Mayor Ray Nagin was elected seven years ago as a reform-minded business executive, and quickly won kudos for his efforts to modernize City Hall and clean up local government corruption. But lately, he's been booed at the opera and belittled by bumper stickers.
As he enters his final year in office still struggling to speed up the city's recovery from Hurricane Katrina, Nagin finds himself largely unpopular and answering ethical questions about vacations to Jamaica and Hawaii. Allegations that Nagin didn't pay for at least part of the trips were raised in a lawsuit over his once highly touted city crime camera system, now known more for cost overruns than catching criminals.
"It's been cleverly portrayed as, 'There's something wrong here,' and nobody's been able to prove that yet," Nagin recently told reporters. "And it further creates doubt about government and government officials, and ... I don't know how to deal with it other than to try and get through it."
Support has fallen
Nagin, who enjoyed an average approval rating of 60 percent during his first term, has seen his support fall to its lowest level ever — 24 percent — in a poll by the University of New Orleans.
Many residents are dissatisfied with what they see as the slow pace of rebuilding from the devastating 2005 storm and a lack of leadership and transparency in the mayor's office. Violent crime also remains a concern, though police reported fewer murders last year.
A Web site, http://www.nagins-last-day.com, is devoted to the mayor's departure in May 2010 — term limits prevent him running again. And bumper stickers use the date with this kicker: "Proud to See Him Gone."
"He has very, very little political capital, and everyone is in a holding pattern waiting for a successor," said University of New Orleans political scientist Ed Chervenak, who heard the boos at the opera.
Nagin, a cable TV executive and political novice promising to bring a businessman's sensibility to City Hall, helped to root out corruption in the city's taxicab bureau shortly after taking over, shaking up a political system with a reputation for patronage and corruption. Nagin told a newspaper the effort was "a battle for the soul of New Orleans."
Now Nagin, whose off-the-cuff comments have gotten him in trouble in the past, is in a battle of his own.
Troubled camera system
It stems from a lawsuit over the city's troubled surveillance camera system. Barely a quarter of the 1,000 cameras Nagin envisioned six years ago have been installed.
The lawsuit was filed by two companies that worked on the initial system. The suit claims people in and with ties to the city technology office misappropriated their work.
Surfacing as part of the suit were credit card records that show airfare for a Nagin family trip to Jamaica in 2005 was charged to a company with ties to Nagin's then-technology chief Greg Meffert, an entrepreneur brought in to help modernize city government.
Nagin has said it's difficult to recall the circumstances surrounding the trip, about three months after Katrina left 80 percent of New Orleans under water.
A 2004 Hawaii trip
The other vacation was in December 2004, when the Mefferts and Nagins went to Hawaii.
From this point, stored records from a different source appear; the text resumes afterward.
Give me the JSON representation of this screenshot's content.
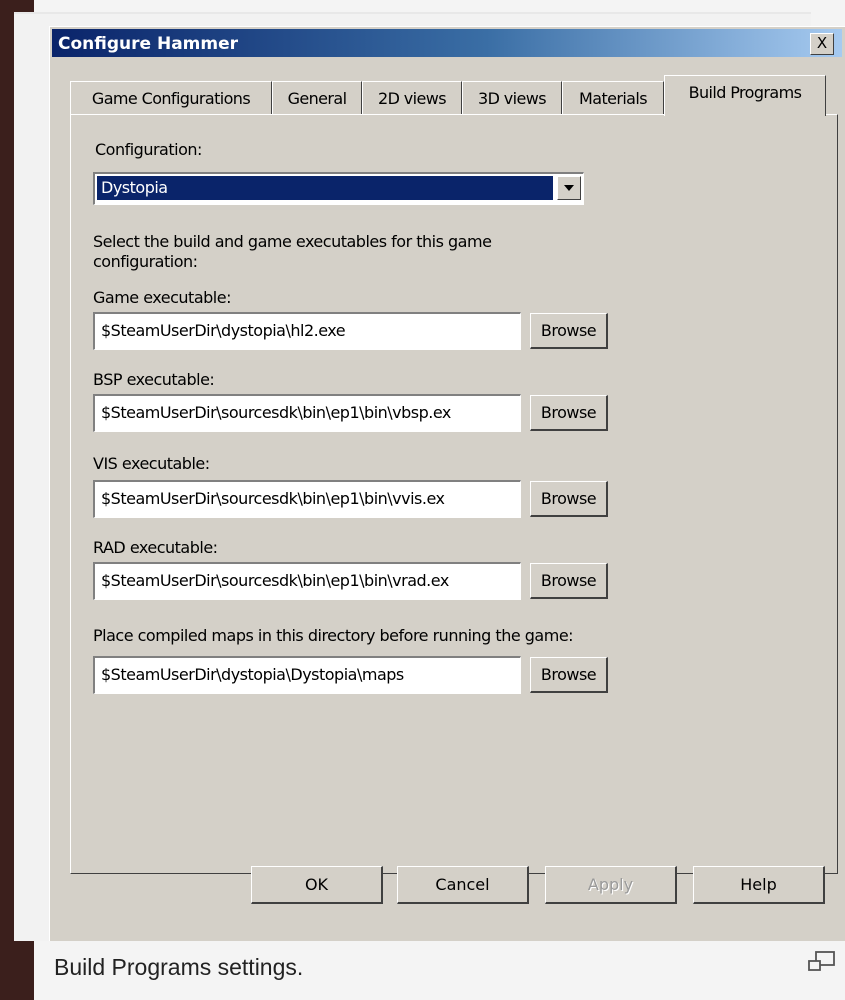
{
  "dialog": {
    "title": "Configure Hammer",
    "close_label": "X",
    "tabs": [
      {
        "label": "Game Configurations",
        "active": false
      },
      {
        "label": "General",
        "active": false
      },
      {
        "label": "2D views",
        "active": false
      },
      {
        "label": "3D views",
        "active": false
      },
      {
        "label": "Materials",
        "active": false
      },
      {
        "label": "Build Programs",
        "active": true
      }
    ],
    "configuration": {
      "label": "Configuration:",
      "value": "Dystopia"
    },
    "instructions": "Select the build and game executables for this game configuration:",
    "fields": [
      {
        "label": "Game executable:",
        "value": "$SteamUserDir\\dystopia\\hl2.exe",
        "button": "Browse"
      },
      {
        "label": "BSP executable:",
        "value": "$SteamUserDir\\sourcesdk\\bin\\ep1\\bin\\vbsp.ex",
        "button": "Browse"
      },
      {
        "label": "VIS executable:",
        "value": "$SteamUserDir\\sourcesdk\\bin\\ep1\\bin\\vvis.ex",
        "button": "Browse"
      },
      {
        "label": "RAD executable:",
        "value": "$SteamUserDir\\sourcesdk\\bin\\ep1\\bin\\vrad.ex",
        "button": "Browse"
      },
      {
        "label": "Place compiled maps in this directory before running the game:",
        "value": "$SteamUserDir\\dystopia\\Dystopia\\maps",
        "button": "Browse"
      }
    ],
    "buttons": {
      "ok": "OK",
      "cancel": "Cancel",
      "apply": "Apply",
      "help": "Help"
    }
  },
  "caption": "Build Programs settings.",
  "icons": {
    "enlarge": "enlarge-icon"
  },
  "colors": {
    "title_gradient_start": "#0a246a",
    "title_gradient_end": "#a6caf0",
    "dialog_face": "#d4d0c8",
    "selection": "#0a246a",
    "backdrop": "#3b1f1c"
  }
}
The mayor has said Meffert "sponsored" the trip and said he'd told Meffert he had no trouble going as long as there were no ethical issues involved. He's called Meffert a friend and the trip a personal family vacation.
However, Meffert said in a deposition the trip was paid at least partly by NetMethods, a technology company. Meffert was a consultant for the company while at City Hall and had use of a NetMethods card, Meffert attorney Randall Smith said.
Smith said NetMethods never did business with the city. The two other companies claim in their lawsuit that it was created to compete with them.
Nagin and Meffert have denied any wrongdoing.
'Is there a criminal violation?'
Rafael Goyeneche, president of the watchdog Metropolitan Crime Commission, believes there was mismanagement in the technology office, and noted reports by the city's inspector general and one commissioned by the administration found as much.
"The question remains: Is there a criminal violation?" he said.
Goyeneche requested an ethics investigation of the Jamaica trip and another to Chicago for a fundraiser. A four-year window to file a complaint over the Hawaii vacation had passed, he said.
A former administrator for the state ethics board said elected officials are barred from accepting gifts from anyone who might seek a contract with a government agency. But Gray Sexton said a grayer area is whether an employer can accept an unsolicited gift from an employee.
John Kiefer, an associate political science professor at the University of New Orleans, said public officials need to take into account the perception of their actions.
"Even if it's technically legal, you have to weigh every action you take," he said.